A religious man, Steno wasn't out to disprove the Bible; he used it as the basis for his work in piecing together old landscapes.
But about the same time that Anglo-Irish Archbishop James Ussher calculated his Earth-formation date of October 26, 4004 BC, some of his keenest contemporaries puzzled over just how the Bible could be literally true.
Early on, the story that caused perhaps the most trouble was Noah's Flood.
He figured out that rocks are deposited in layers with older rocks at the bottom, and in the landscape of Tuscany, he thought he saw the events described in Genesis.
In the century following his death, however, people who searched rock layers for remains of Earth's earliest inhabitants found something odd.
According to Genesis, God made Adam, Eve, and all the animals first.
Then Adam and Eve started a family and left plenty of descendents.
One early evolutionist, Lamarck, proposed a form of evolution in 1800.
After all, fitting two of everything living in Europe was enough of a challenge.
Squeezing in all these newly discovered creatures from newly discovered continents looked impossible.
Steno wasn't alone in inadvertently causing Noah trouble.

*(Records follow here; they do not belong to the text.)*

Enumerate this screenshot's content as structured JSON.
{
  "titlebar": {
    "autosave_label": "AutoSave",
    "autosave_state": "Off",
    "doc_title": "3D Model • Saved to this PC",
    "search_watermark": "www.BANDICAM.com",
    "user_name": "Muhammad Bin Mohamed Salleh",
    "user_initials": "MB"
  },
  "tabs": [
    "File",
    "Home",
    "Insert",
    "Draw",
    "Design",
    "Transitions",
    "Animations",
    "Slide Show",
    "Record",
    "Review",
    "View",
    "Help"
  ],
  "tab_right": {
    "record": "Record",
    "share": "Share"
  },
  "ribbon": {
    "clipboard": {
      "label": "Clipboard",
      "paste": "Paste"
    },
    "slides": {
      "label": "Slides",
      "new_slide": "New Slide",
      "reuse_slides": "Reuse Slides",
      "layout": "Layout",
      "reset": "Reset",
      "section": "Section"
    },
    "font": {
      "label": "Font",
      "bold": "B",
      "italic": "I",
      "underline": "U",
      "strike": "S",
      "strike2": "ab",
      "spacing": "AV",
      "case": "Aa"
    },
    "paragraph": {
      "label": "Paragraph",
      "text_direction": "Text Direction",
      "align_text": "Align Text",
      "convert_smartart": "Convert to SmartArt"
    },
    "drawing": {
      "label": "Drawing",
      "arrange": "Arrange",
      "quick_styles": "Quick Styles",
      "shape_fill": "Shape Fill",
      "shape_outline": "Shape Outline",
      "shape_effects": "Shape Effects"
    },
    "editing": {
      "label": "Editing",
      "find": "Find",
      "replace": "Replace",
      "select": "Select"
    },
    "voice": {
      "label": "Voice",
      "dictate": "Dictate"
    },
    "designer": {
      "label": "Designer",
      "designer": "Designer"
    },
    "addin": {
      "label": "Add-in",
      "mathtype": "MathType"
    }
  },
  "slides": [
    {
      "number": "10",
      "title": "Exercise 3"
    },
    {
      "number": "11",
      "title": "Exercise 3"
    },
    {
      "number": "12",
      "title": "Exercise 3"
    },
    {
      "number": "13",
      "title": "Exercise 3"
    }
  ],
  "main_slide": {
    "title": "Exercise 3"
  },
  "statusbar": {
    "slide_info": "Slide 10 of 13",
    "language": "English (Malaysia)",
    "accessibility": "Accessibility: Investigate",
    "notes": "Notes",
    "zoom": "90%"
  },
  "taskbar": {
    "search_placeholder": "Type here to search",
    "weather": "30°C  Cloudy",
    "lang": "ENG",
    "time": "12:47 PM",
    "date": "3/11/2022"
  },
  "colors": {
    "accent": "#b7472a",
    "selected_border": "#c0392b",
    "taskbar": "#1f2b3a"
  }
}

All the naturalists who traveled to the New World and Australia to draw, collect, measure and catalog what lived there threatened to sink Noah's Ark with too many passengers.